Dillard House History
Captain John Dillard settled in our beautiful valley in 1794 after being awarded a land grant of one thousand acres for his service in the American Revolution. Legend has it that to make peace with the local Cherokee Indians, a gift of a muzzleloading rifle, a jug of apple brandy, a coonskin cap and $3.00 was given for all the land between two mountain tops.
Carrie and Arthur Dillard founded the present Dillard House in 1917. It began simply enough when a circuit riding minister, Rev. Henry Byrd, became the Dillard's first guest in their modest mountain home. Carrie Dillard was a wonderful cook, a gifted gardener, a winning hostess, and a hardheaded business woman. She communicated her values and strong work ethic to her children and grandchildren by example. She cooked, tended her garden, put up jams and relishes, and looked after the business affairs of the Dillard House. Carrie's guests were part of an enlarged family. She treated them like family.

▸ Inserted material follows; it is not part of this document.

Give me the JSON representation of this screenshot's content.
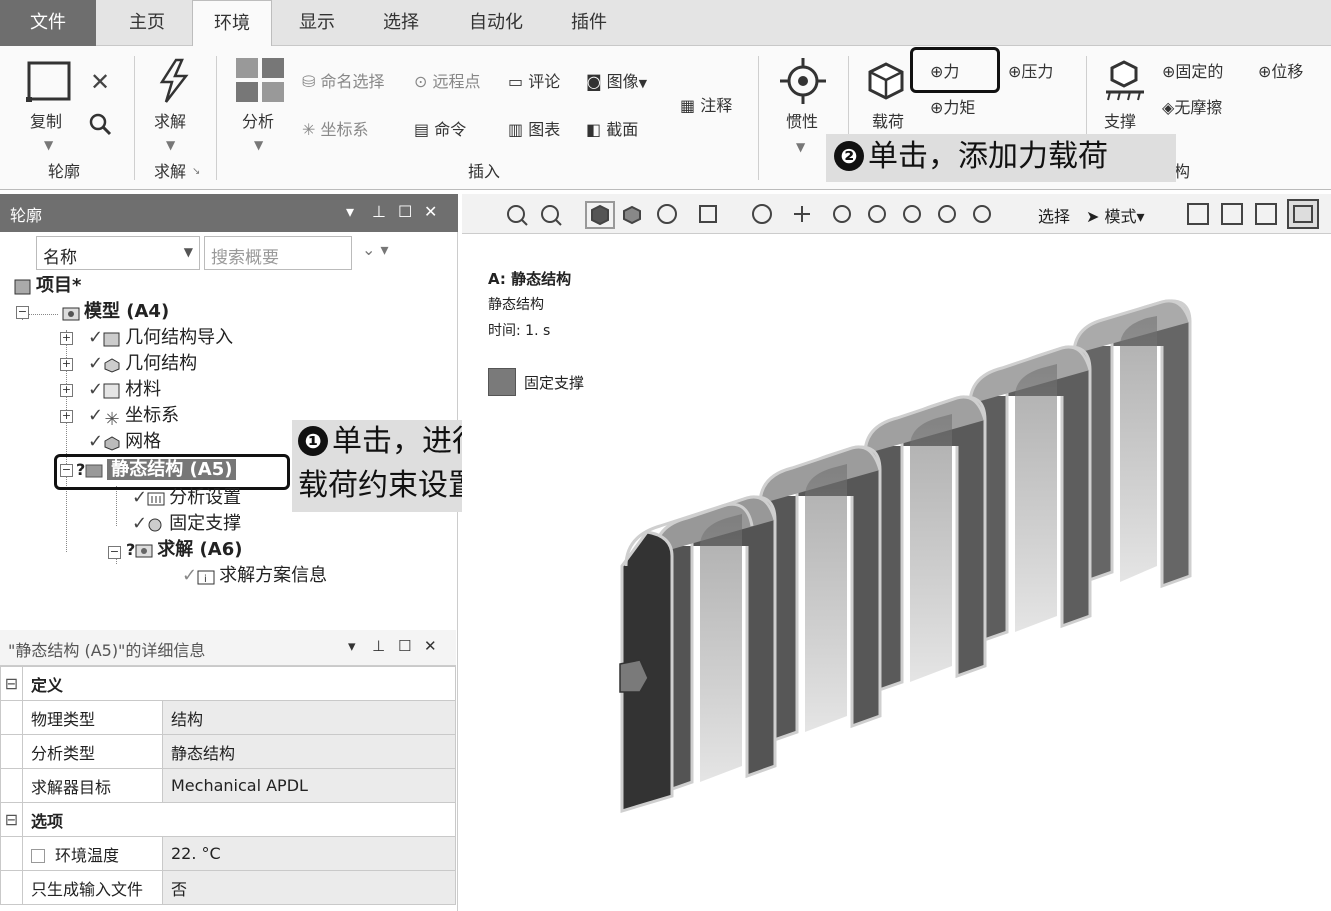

By work and deed and example she taught her children and grandchildren that philosophy of hospitality. Since that time hundreds of thousands of guests have enjoyed the wonderful freshly prepared Southern style food at the Dillard House. Now in its eighty-seventh year, the Dillard House Inn and Restaurant have become justly famous for featuring the foods, tastes and hospitality that are the result of our two-hundred year heritage.
Over the years the original six-room boarding house has expanded to include 70 modern motel units and suites, over 25 cottages and chalets, a modern conference center and all the standard amenities. In the early days, Henry Ford, Thomas Edison, and Harvey Firestone stopped by on a trip to Asheville. Lady Bird Johnson paid us a visit. We've welcomed Walt Disney, President Jimmy Carter, Arnold Palmer, Senator Max Cleland, Mayor Maynard Jackson and Ambassador Andrew Young. The underlying theme of the management of the Dillard House continues to be to treat out guests as if they were an extended member of our family.
Southern cooking - true Southern cooking as we like to think it is experienced at the Dillard House - is some of the most honest cooking in the world. It relies on the freshness and true tastes of the foods themselves. It is simple, open and wholesome. For the rural Southerner and mountain people like the Dillards, cooking has always been a direct, obvious connection to the land. It's a daily testament to love of and respect for the land. Prepared with genuine affection, it is an expression of hospitality to friends and love of family.